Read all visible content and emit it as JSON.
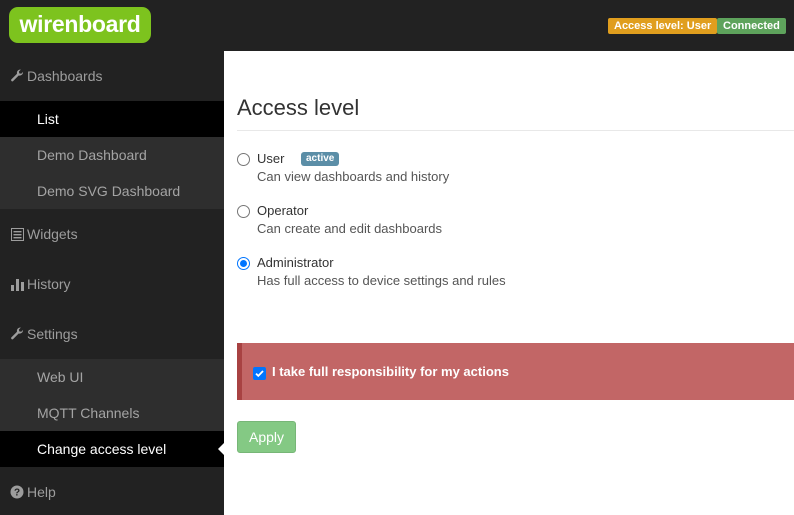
{
  "header": {
    "logo_text": "wirenboard",
    "access_badge": "Access level: User",
    "connection_badge": "Connected",
    "colors": {
      "brand": "#7dc31e",
      "access": "#e09e1e",
      "connected": "#5ea35c"
    }
  },
  "sidebar": {
    "dashboards": {
      "label": "Dashboards",
      "icon": "wrench-icon",
      "items": [
        {
          "label": "List"
        },
        {
          "label": "Demo Dashboard"
        },
        {
          "label": "Demo SVG Dashboard"
        }
      ]
    },
    "widgets": {
      "label": "Widgets",
      "icon": "list-icon"
    },
    "history": {
      "label": "History",
      "icon": "bar-chart-icon"
    },
    "settings": {
      "label": "Settings",
      "icon": "wrench-icon",
      "items": [
        {
          "label": "Web UI"
        },
        {
          "label": "MQTT Channels"
        },
        {
          "label": "Change access level"
        }
      ]
    },
    "help": {
      "label": "Help",
      "icon": "question-circle-icon"
    }
  },
  "main": {
    "title": "Access level",
    "options": [
      {
        "name": "User",
        "badge": "active",
        "description": "Can view dashboards and history",
        "checked": false
      },
      {
        "name": "Operator",
        "description": "Can create and edit dashboards",
        "checked": false
      },
      {
        "name": "Administrator",
        "description": "Has full access to device settings and rules",
        "checked": true
      }
    ],
    "confirm_label": "I take full responsibility for my actions",
    "apply_label": "Apply"
  }
}
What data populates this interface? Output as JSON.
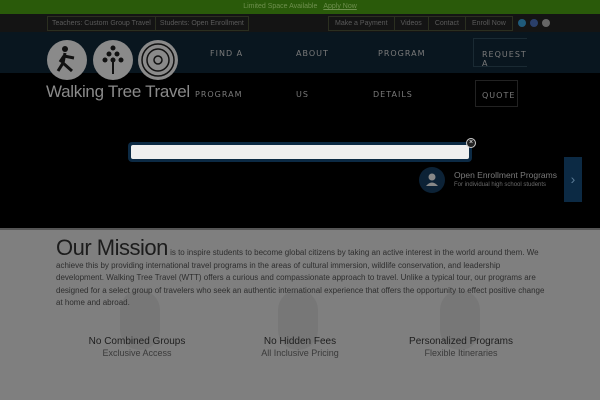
{
  "announcement": {
    "text": "Limited Space Available",
    "link": "Apply Now"
  },
  "topbar": {
    "left": [
      "Teachers: Custom Group Travel",
      "Students: Open Enrollment"
    ],
    "right": [
      "Make a Payment",
      "Videos",
      "Contact",
      "Enroll Now"
    ],
    "social": [
      "twitter-icon",
      "facebook-icon",
      "instagram-icon"
    ]
  },
  "logo": {
    "text": "Walking Tree Travel"
  },
  "nav": [
    {
      "l1": "FIND A",
      "l2": "PROGRAM"
    },
    {
      "l1": "ABOUT",
      "l2": "US"
    },
    {
      "l1": "PROGRAM",
      "l2": "DETAILS"
    },
    {
      "l1": "REQUEST A",
      "l2": "QUOTE"
    }
  ],
  "promo": {
    "title": "Open Enrollment Programs",
    "subtitle": "For individual high school students"
  },
  "mission": {
    "heading": "Our Mission",
    "body": " is to inspire students to become global citizens by taking an active interest in the world around them. We achieve this by providing international travel programs in the areas of cultural immersion, wildlife conservation, and leadership development. Walking Tree Travel (WTT) offers a curious and compassionate approach to travel. Unlike a typical tour, our programs are designed for a select group of travelers who seek an authentic international experience that offers the opportunity to effect positive change at home and abroad."
  },
  "features": [
    {
      "title": "No Combined Groups",
      "sub": "Exclusive Access"
    },
    {
      "title": "No Hidden Fees",
      "sub": "All Inclusive Pricing"
    },
    {
      "title": "Personalized Programs",
      "sub": "Flexible Itineraries"
    }
  ]
}
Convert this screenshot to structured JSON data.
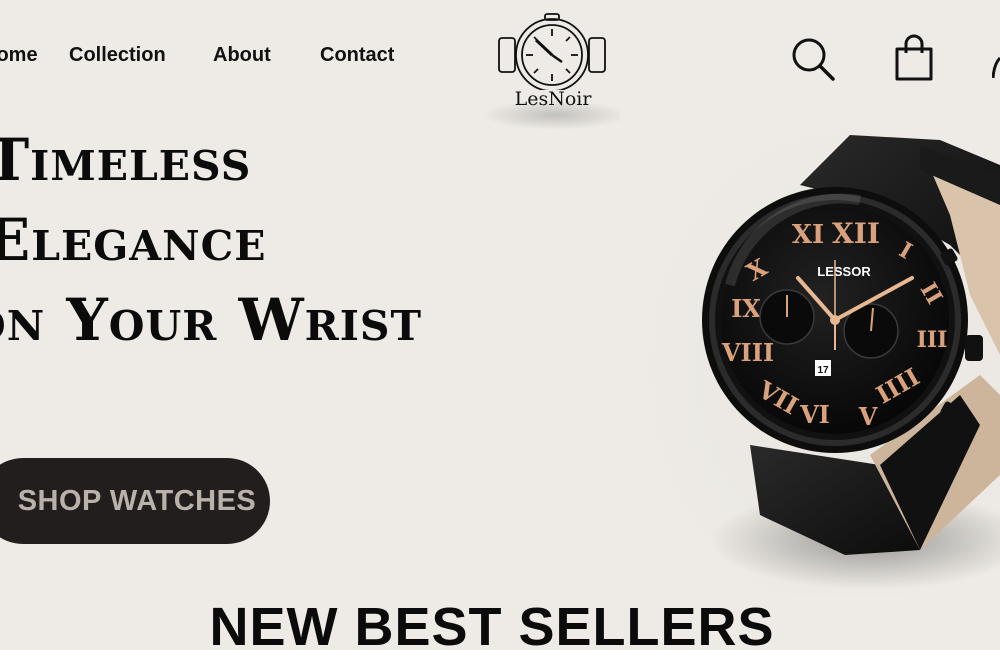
{
  "nav": {
    "links": [
      "Home",
      "Collection",
      "About",
      "Contact"
    ]
  },
  "brand": {
    "name": "LesNoir"
  },
  "header_icons": [
    "search-icon",
    "shopping-bag-icon",
    "user-icon"
  ],
  "hero": {
    "line1": "Timeless",
    "line2": "Elegance",
    "line3": "on Your Wrist",
    "cta_label": "SHOP WATCHES"
  },
  "product_image": {
    "watch_brand": "LESSOR",
    "date_window": "17"
  },
  "section": {
    "title": "NEW BEST SELLERS"
  },
  "colors": {
    "background": "#eeebe6",
    "cta_background": "#221e1d",
    "cta_text": "#b9b2aa",
    "accent_rose_gold": "#d9a27c"
  }
}
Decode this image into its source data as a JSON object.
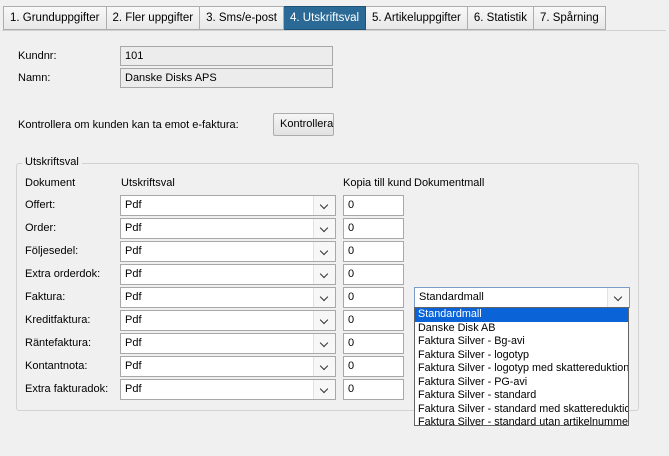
{
  "tabs": [
    {
      "label": "1. Grunduppgifter"
    },
    {
      "label": "2. Fler uppgifter"
    },
    {
      "label": "3. Sms/e-post"
    },
    {
      "label": "4. Utskriftsval"
    },
    {
      "label": "5. Artikeluppgifter"
    },
    {
      "label": "6. Statistik"
    },
    {
      "label": "7. Spårning"
    }
  ],
  "active_tab_index": 3,
  "customer": {
    "kundnr_label": "Kundnr:",
    "kundnr_value": "101",
    "namn_label": "Namn:",
    "namn_value": "Danske Disks APS"
  },
  "efaktura": {
    "label": "Kontrollera om kunden kan ta emot e-faktura:",
    "button": "Kontrollera"
  },
  "print_options": {
    "group_title": "Utskriftsval",
    "headers": {
      "dokument": "Dokument",
      "utskriftsval": "Utskriftsval",
      "kopia": "Kopia till kund",
      "mall": "Dokumentmall"
    },
    "rows": [
      {
        "label": "Offert:",
        "choice": "Pdf",
        "copies": "0"
      },
      {
        "label": "Order:",
        "choice": "Pdf",
        "copies": "0"
      },
      {
        "label": "Följesedel:",
        "choice": "Pdf",
        "copies": "0"
      },
      {
        "label": "Extra orderdok:",
        "choice": "Pdf",
        "copies": "0"
      },
      {
        "label": "Faktura:",
        "choice": "Pdf",
        "copies": "0"
      },
      {
        "label": "Kreditfaktura:",
        "choice": "Pdf",
        "copies": "0"
      },
      {
        "label": "Räntefaktura:",
        "choice": "Pdf",
        "copies": "0"
      },
      {
        "label": "Kontantnota:",
        "choice": "Pdf",
        "copies": "0"
      },
      {
        "label": "Extra fakturadok:",
        "choice": "Pdf",
        "copies": "0"
      }
    ],
    "template_selected": "Standardmall"
  },
  "template_options": [
    "Standardmall",
    "Danske Disk AB",
    "Faktura Silver - Bg-avi",
    "Faktura Silver - logotyp",
    "Faktura Silver - logotyp med skattereduktion",
    "Faktura Silver - PG-avi",
    "Faktura Silver - standard",
    "Faktura Silver - standard med skattereduktion",
    "Faktura Silver - standard utan artikelnummer"
  ],
  "colors": {
    "active_tab": "#2b6a96",
    "selected_option": "#0a64d8"
  },
  "icons": {
    "dropdown_arrow": "chevron-down-icon"
  }
}
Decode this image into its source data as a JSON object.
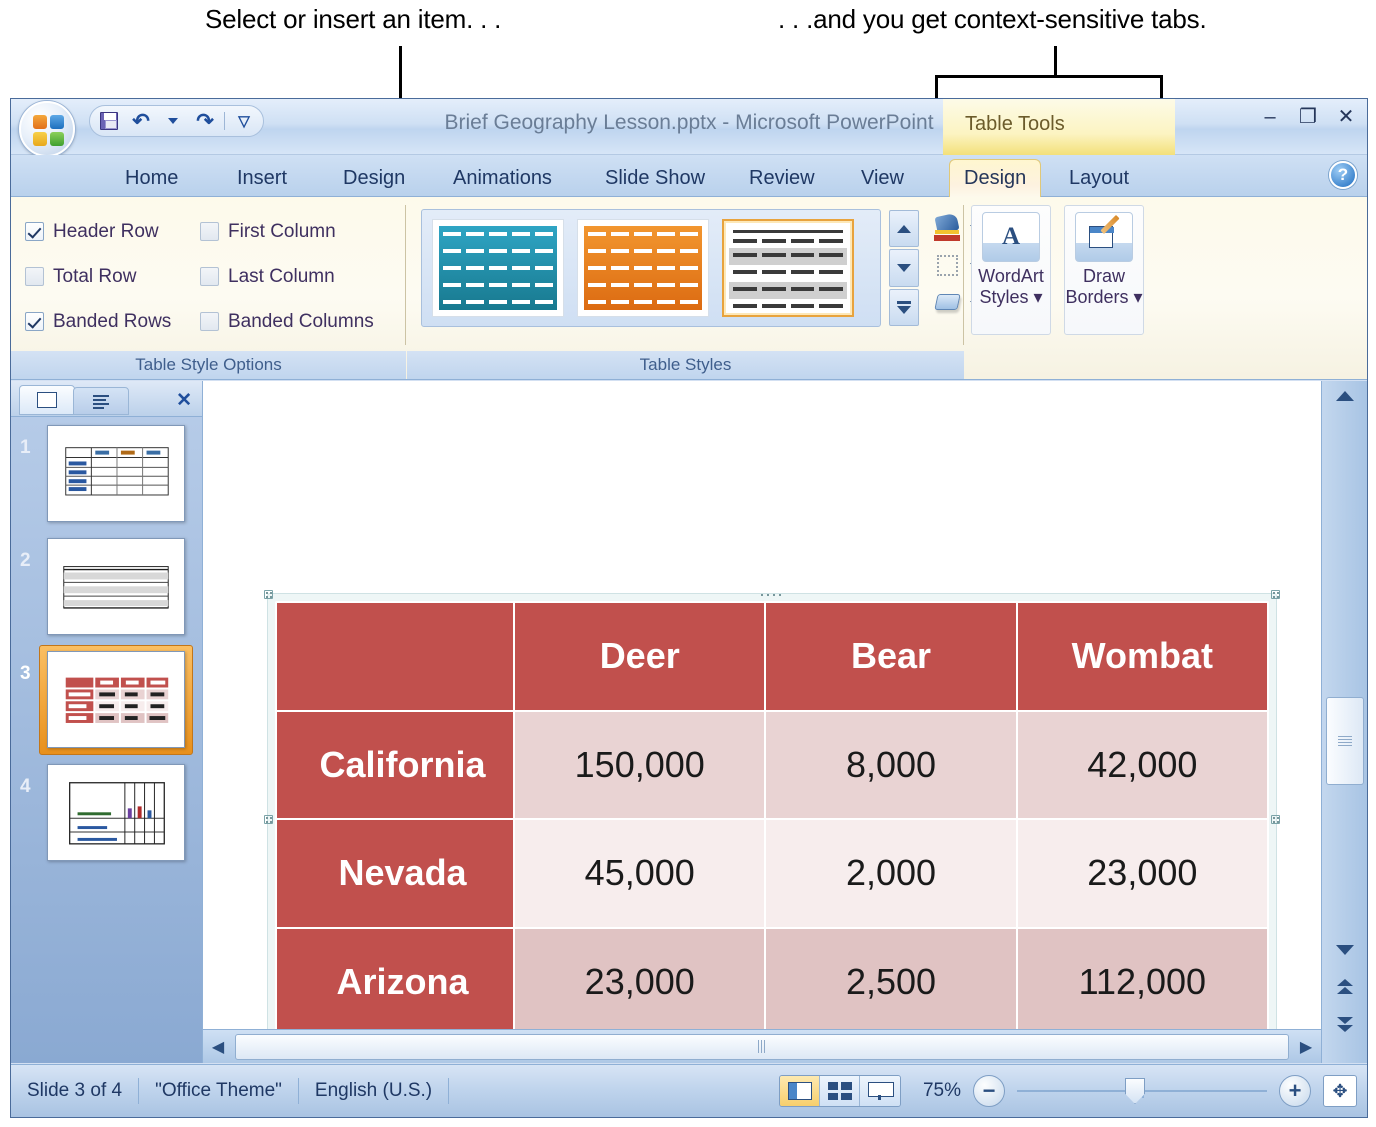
{
  "annotations": {
    "left_callout": "Select or insert an item. . .",
    "right_callout": ". . .and you get context-sensitive tabs."
  },
  "window": {
    "title": "Brief Geography Lesson.pptx - Microsoft PowerPoint",
    "contextual_group_label": "Table Tools",
    "office_button": "office-orb",
    "quick_access": [
      {
        "name": "save",
        "icon": "save-icon"
      },
      {
        "name": "undo",
        "icon": "undo-icon"
      },
      {
        "name": "undo-dropdown",
        "icon": "chevron-down-icon"
      },
      {
        "name": "redo",
        "icon": "redo-icon"
      },
      {
        "name": "customize-qat",
        "icon": "chevron-down-icon"
      }
    ],
    "controls": {
      "minimize": "–",
      "restore": "❐",
      "close": "✕"
    },
    "help": "?"
  },
  "tabs": {
    "main": [
      "Home",
      "Insert",
      "Design",
      "Animations",
      "Slide Show",
      "Review",
      "View"
    ],
    "contextual": [
      "Design",
      "Layout"
    ],
    "active": "Design"
  },
  "ribbon": {
    "groups": [
      {
        "label": "Table Style Options"
      },
      {
        "label": "Table Styles"
      }
    ],
    "table_style_options": [
      {
        "label": "Header Row",
        "checked": true
      },
      {
        "label": "First Column",
        "checked": false
      },
      {
        "label": "Total Row",
        "checked": false
      },
      {
        "label": "Last Column",
        "checked": false
      },
      {
        "label": "Banded Rows",
        "checked": true
      },
      {
        "label": "Banded Columns",
        "checked": false
      }
    ],
    "gallery": {
      "items": [
        {
          "name": "table-style-teal",
          "selected": false
        },
        {
          "name": "table-style-orange",
          "selected": false
        },
        {
          "name": "table-style-plain",
          "selected": true
        }
      ],
      "scroll": [
        "scroll-up",
        "scroll-down",
        "more-styles"
      ]
    },
    "style_commands": [
      {
        "name": "shading",
        "icon": "shading-icon"
      },
      {
        "name": "borders",
        "icon": "borders-icon"
      },
      {
        "name": "effects",
        "icon": "effects-icon"
      }
    ],
    "big_buttons": [
      {
        "line1": "WordArt",
        "line2": "Styles",
        "icon": "wordart-icon",
        "dropdown": true
      },
      {
        "line1": "Draw",
        "line2": "Borders",
        "icon": "draw-borders-icon",
        "dropdown": true
      }
    ]
  },
  "slides_pane": {
    "tabs": [
      {
        "name": "slides-tab",
        "icon": "slide-icon",
        "active": true
      },
      {
        "name": "outline-tab",
        "icon": "outline-icon",
        "active": false
      }
    ],
    "close_label": "✕",
    "thumbnails": [
      {
        "number": "1",
        "current": false
      },
      {
        "number": "2",
        "current": false
      },
      {
        "number": "3",
        "current": true
      },
      {
        "number": "4",
        "current": false
      }
    ]
  },
  "slide": {
    "table": {
      "header": [
        "",
        "Deer",
        "Bear",
        "Wombat"
      ],
      "rows": [
        {
          "label": "California",
          "values": [
            "150,000",
            "8,000",
            "42,000"
          ]
        },
        {
          "label": "Nevada",
          "values": [
            "45,000",
            "2,000",
            "23,000"
          ]
        },
        {
          "label": "Arizona",
          "values": [
            "23,000",
            "2,500",
            "112,000"
          ]
        }
      ],
      "header_fill": "#c1504d",
      "first_column_fill": "#c1504d",
      "band_a_fill": "#e9d3d3",
      "band_b_fill": "#f7eded",
      "band_c_fill": "#e0c3c3",
      "selected": true
    }
  },
  "statusbar": {
    "slide_counter": "Slide 3 of 4",
    "theme": "\"Office Theme\"",
    "language": "English (U.S.)",
    "zoom_level": "75%",
    "view_buttons": [
      {
        "name": "normal-view",
        "active": true
      },
      {
        "name": "slide-sorter-view",
        "active": false
      },
      {
        "name": "slide-show-view",
        "active": false
      }
    ],
    "zoom_out": "−",
    "zoom_in": "+",
    "fit_to_window": "fit-icon"
  }
}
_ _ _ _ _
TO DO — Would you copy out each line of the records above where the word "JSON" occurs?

PROBLEM SOLUTION —
Read all visible content and emit it as JSON.
What data populates this interface? Output as JSON.
Convert this screenshot to structured JSON data.
Decode this image into its source data as a JSON object.
Decode this image into its source data as a JSON object.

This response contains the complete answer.